§ EXERCISE INSTRUCTIONS: Whenever a line in the entries below contains "JSON", copy that line.

§ DATA FOR ANALYSIS:
=== Begin Enclosure ===

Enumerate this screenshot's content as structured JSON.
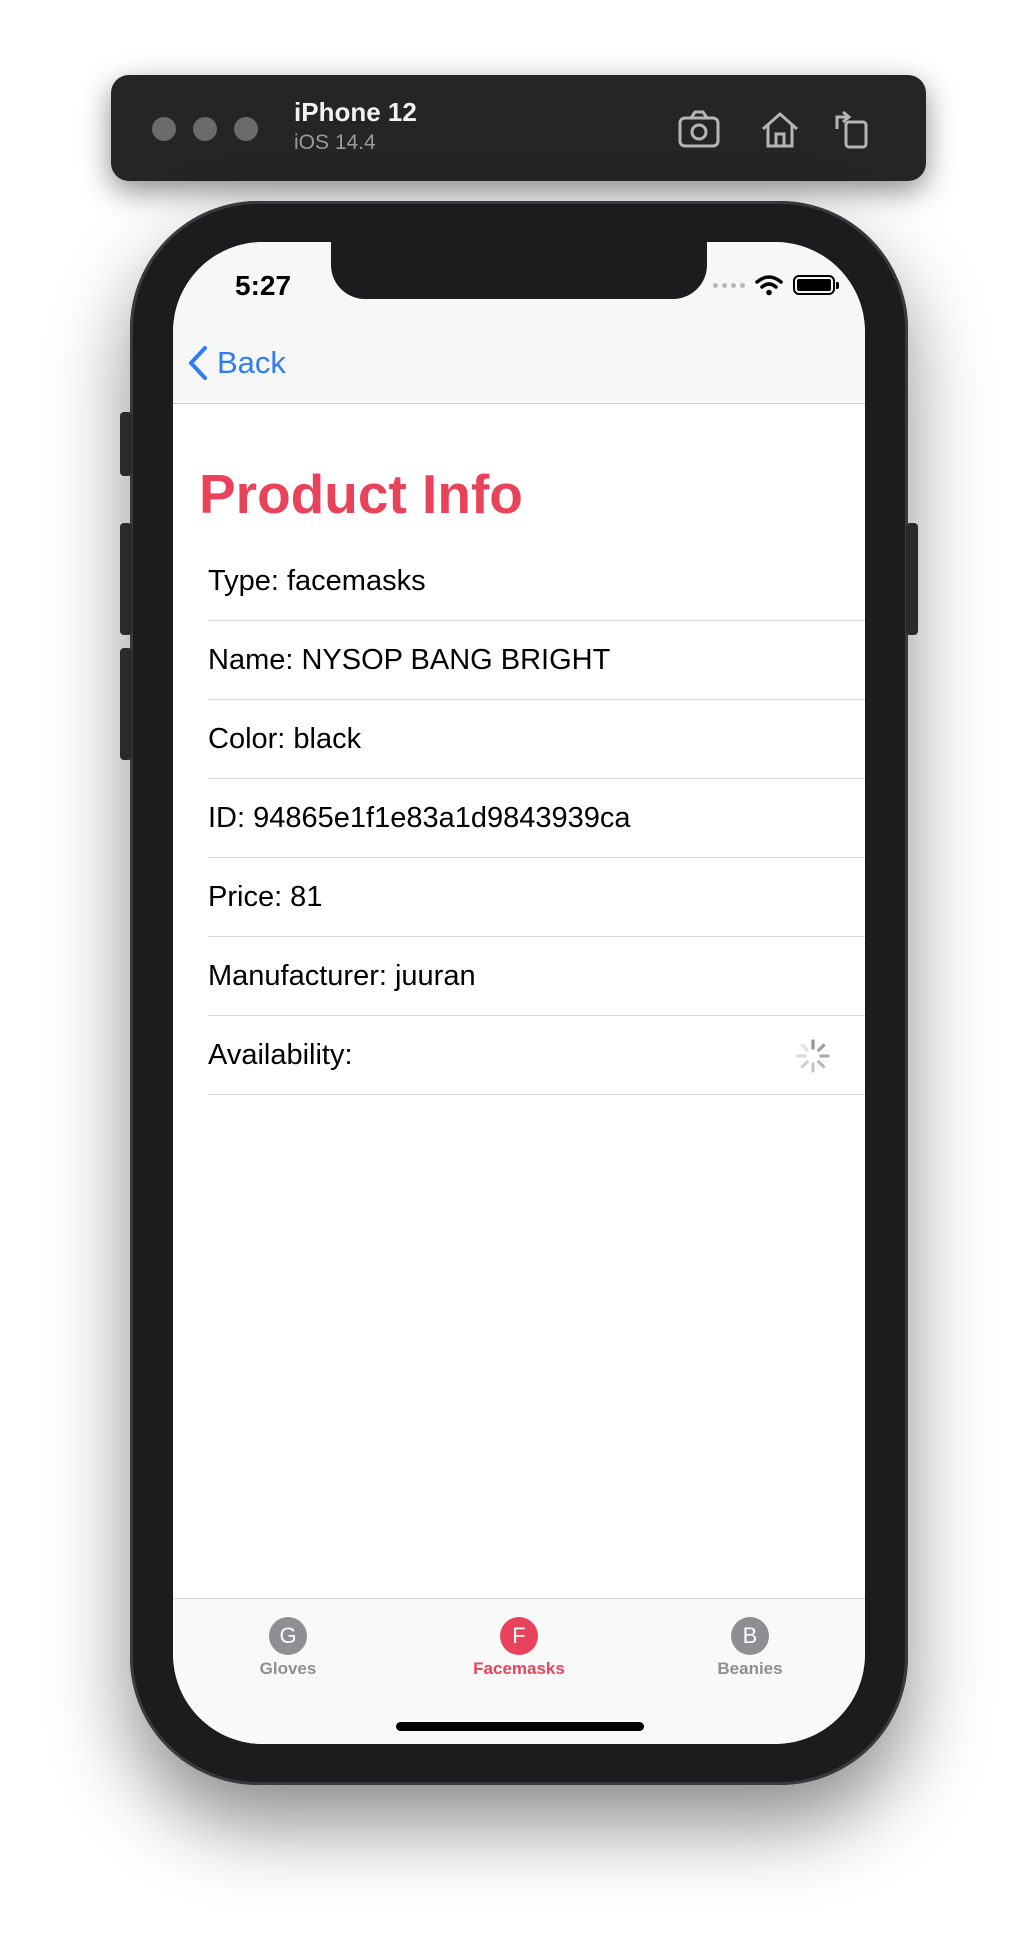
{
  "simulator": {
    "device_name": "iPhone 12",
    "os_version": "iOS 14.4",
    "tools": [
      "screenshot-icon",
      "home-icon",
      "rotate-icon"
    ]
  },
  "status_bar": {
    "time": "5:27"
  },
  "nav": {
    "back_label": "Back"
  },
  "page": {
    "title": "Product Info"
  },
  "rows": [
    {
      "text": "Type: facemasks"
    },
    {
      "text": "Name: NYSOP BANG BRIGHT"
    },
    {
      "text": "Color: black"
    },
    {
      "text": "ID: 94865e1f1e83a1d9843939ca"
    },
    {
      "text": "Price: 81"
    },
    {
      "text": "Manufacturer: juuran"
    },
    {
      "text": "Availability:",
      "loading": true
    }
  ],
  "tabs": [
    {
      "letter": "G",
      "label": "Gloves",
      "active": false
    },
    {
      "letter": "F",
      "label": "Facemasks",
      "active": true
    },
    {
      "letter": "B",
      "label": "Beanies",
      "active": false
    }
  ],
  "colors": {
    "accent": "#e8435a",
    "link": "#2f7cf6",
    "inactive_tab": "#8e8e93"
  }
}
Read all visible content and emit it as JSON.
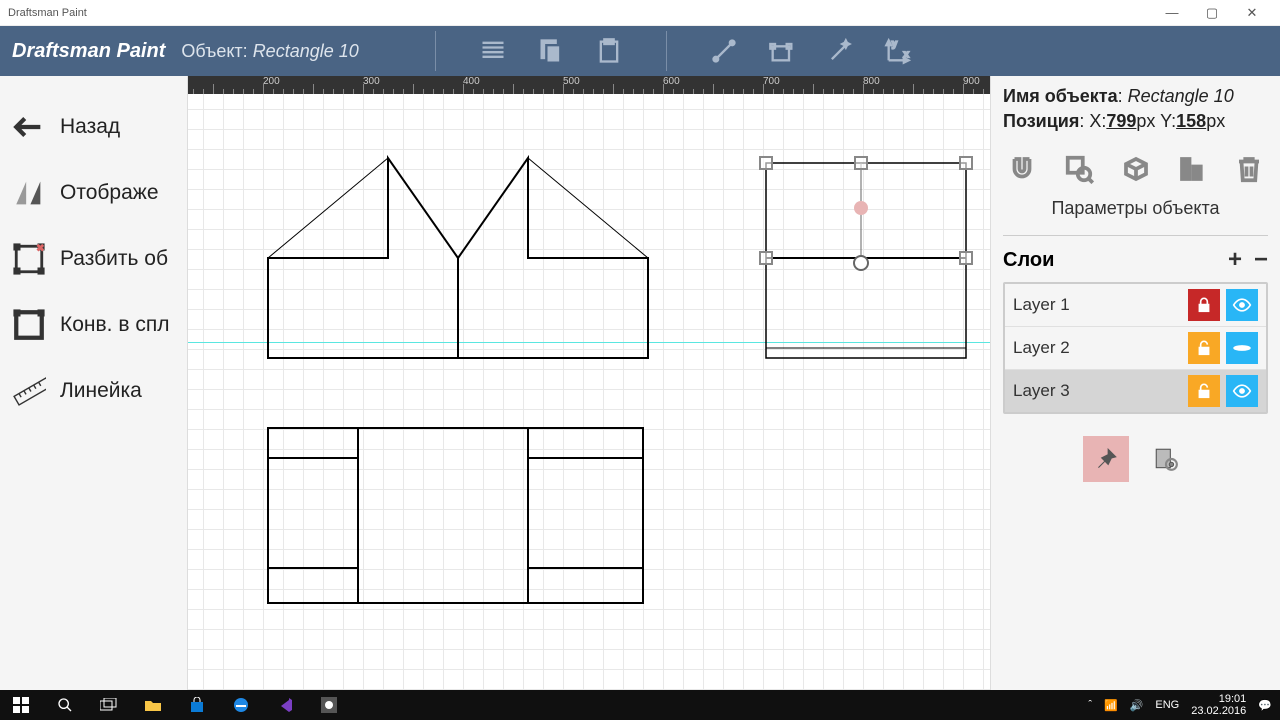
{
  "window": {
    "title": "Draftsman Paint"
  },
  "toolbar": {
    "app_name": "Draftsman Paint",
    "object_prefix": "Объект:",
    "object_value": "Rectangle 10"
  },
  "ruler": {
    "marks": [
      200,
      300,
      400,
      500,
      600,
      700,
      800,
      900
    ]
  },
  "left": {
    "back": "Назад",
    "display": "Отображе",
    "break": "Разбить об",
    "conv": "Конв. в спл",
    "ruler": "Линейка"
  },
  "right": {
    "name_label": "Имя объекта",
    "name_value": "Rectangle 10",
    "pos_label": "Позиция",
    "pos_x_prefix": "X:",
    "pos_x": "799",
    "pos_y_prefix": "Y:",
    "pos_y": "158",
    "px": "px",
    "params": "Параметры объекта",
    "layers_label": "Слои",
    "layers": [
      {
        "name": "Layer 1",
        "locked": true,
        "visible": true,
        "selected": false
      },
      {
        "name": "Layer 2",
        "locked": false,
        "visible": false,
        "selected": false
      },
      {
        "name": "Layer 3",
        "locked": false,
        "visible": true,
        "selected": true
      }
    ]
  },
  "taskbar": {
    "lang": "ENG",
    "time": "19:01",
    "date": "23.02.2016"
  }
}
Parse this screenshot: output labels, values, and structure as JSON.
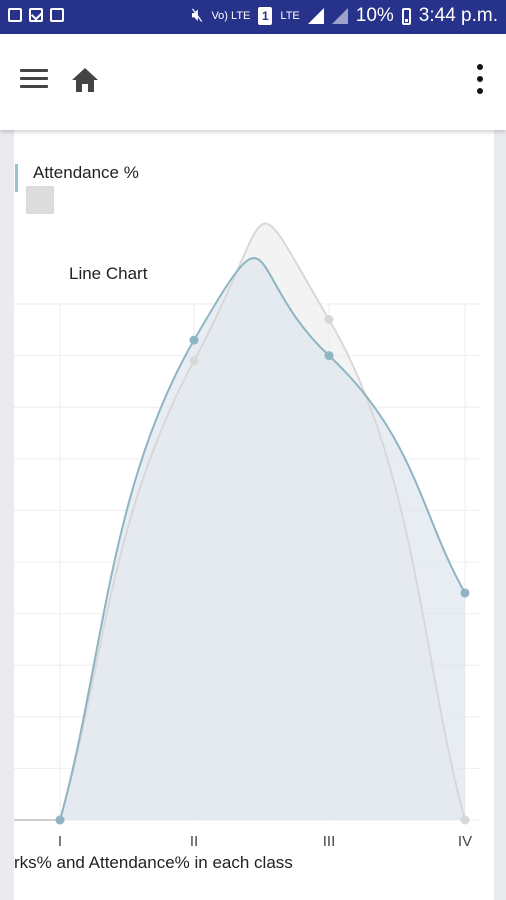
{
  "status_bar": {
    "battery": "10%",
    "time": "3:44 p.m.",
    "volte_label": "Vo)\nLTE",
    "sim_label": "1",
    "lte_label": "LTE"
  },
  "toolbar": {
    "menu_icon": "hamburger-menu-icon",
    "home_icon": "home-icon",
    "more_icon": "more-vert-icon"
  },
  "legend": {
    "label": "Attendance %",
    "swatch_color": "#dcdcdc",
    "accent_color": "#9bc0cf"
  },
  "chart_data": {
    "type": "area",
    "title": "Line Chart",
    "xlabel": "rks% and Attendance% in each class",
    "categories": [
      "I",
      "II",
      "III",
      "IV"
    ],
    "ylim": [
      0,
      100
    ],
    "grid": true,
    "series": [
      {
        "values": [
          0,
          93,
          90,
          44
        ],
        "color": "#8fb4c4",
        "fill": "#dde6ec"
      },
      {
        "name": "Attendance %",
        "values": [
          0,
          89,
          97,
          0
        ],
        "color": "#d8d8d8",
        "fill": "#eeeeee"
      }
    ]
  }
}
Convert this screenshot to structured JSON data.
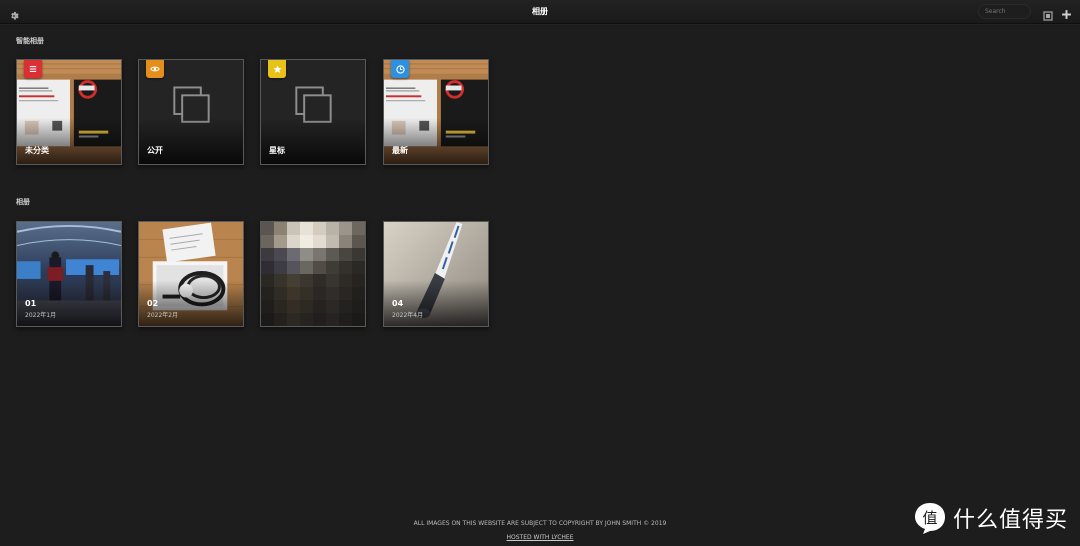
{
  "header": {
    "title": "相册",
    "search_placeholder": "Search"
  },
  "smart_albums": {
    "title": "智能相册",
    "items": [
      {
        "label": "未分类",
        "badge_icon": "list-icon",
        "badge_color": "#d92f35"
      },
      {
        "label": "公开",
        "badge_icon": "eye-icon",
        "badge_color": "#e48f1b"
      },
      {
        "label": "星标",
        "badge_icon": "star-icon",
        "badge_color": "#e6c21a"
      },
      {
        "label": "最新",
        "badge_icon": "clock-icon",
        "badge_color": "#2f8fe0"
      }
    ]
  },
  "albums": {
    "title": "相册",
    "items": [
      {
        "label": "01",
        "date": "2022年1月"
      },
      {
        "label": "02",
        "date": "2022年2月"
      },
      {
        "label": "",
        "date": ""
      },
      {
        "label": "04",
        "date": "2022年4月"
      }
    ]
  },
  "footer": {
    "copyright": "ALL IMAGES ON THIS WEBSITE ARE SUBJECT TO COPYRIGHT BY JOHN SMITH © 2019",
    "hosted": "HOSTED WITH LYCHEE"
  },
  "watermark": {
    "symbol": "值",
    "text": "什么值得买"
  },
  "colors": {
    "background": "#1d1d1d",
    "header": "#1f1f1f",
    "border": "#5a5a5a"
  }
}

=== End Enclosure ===

§ RESPONSE TO THIS EXERCISE:
Enumerate this screenshot's content as structured JSON.
Read all visible content and emit it as JSON.
Parse this screenshot: output labels, values, and structure as JSON.
Convert this screenshot to structured JSON data.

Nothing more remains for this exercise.